The trial in the hit-and-run case involving actor Salman Khan was today deferred till April 28 by a sessions court as the prosecution sought time to produce witnesses in view of police deployment on election duty.
Investigating officer Rajendra Kane informed the court that police were deployed on election duty and hence they were not yet prepared to go ahead with the trial which was to commence today.
Sessions Judge D W Deshpande asked the prosecution to produce on April 28 the first witness who was injured in the mishap in which the actor was involved, followed by eye witnesses in May.
This is the second occasion when the fresh trial has not begun. On March 26, three witnesses failed to turn up as they were either not available or untraceable.
Salman's lawyer Srikant Shivade said the actor was ready to face the trial while prosecutor Jagannath Kenjalkar said they would produce witnesses from April 28.

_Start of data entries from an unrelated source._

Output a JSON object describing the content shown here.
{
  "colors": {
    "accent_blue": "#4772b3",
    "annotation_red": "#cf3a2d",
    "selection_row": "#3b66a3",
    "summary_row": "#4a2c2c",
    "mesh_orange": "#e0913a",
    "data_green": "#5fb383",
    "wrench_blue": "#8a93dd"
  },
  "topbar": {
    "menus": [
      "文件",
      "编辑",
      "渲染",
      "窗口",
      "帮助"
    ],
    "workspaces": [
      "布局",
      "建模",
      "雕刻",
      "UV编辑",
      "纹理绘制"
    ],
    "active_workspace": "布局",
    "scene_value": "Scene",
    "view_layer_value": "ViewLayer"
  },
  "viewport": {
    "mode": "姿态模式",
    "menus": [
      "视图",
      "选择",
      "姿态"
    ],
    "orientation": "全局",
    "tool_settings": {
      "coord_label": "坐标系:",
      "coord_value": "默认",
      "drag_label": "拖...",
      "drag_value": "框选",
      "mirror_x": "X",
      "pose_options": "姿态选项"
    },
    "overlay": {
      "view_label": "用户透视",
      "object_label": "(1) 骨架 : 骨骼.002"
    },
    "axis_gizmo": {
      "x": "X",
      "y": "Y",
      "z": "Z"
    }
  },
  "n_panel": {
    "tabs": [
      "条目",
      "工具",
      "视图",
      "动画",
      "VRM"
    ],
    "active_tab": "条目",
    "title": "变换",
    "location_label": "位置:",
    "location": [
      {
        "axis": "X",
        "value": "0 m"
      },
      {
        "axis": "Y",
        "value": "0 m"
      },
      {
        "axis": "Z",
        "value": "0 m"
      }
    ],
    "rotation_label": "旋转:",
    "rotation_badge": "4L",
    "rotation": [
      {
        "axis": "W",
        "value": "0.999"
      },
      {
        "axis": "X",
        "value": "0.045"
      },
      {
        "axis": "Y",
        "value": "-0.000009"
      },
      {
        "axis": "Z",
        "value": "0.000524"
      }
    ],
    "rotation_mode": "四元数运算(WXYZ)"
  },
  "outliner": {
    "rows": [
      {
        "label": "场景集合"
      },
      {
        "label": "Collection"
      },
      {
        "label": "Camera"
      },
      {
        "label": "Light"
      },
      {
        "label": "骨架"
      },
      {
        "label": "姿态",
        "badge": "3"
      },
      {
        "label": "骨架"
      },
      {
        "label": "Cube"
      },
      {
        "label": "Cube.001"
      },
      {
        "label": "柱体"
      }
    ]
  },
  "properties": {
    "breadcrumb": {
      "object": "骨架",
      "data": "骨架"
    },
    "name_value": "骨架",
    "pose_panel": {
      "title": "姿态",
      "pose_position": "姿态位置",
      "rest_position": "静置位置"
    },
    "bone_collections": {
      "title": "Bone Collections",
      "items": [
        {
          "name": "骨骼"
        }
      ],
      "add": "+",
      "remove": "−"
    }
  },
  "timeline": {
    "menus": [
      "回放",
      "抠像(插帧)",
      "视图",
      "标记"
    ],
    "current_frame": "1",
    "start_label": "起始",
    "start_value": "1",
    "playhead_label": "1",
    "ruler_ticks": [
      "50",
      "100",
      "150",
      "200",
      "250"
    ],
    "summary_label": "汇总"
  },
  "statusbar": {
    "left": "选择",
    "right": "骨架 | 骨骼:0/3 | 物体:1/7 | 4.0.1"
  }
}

Clad in a white shirt and blue denim jeans, Salman came to the court and sat on a bench along with his bodyguard and sister Alvira. He keenly watched the proceedings and left as soon as the court announced the next date of hearing.
The judge ordered a fresh trial in this case, 12 years after the actor ran over his car on people sleeping on the road.
Although the prosecution has submitted a list of 64 witnesses, it would not examine all of them, according to the public prosecutor.
The prosecution had earlier submitted documents such as death certificate (of the person who was killed in the mishap) and injury certificates (of those who were injured) in this case. The court had admitted these documents after Salman's lawyer submitted his say on admissibility of the documents.
Salman is facing the charge of running over his Toyota Land Cruiser on a group of persons sleeping on a footpath outside a bakery in suburban Bandra on September 28, 2002, killing one and injuring four others.
On December 5 last year, the court had ordered a fresh trial on the ground that the witnesses had not been examined in the context of aggravated charge of culpable homicide, which was invoked against the actor midway through the case.
The charge of culpable homicide not amounting to murder attracts a 10-year sentence. The actor had earlier been tried by a magistrate for a lesser offence of causing death by negligence, which entailed an imprisonment of two years.
The case, dragging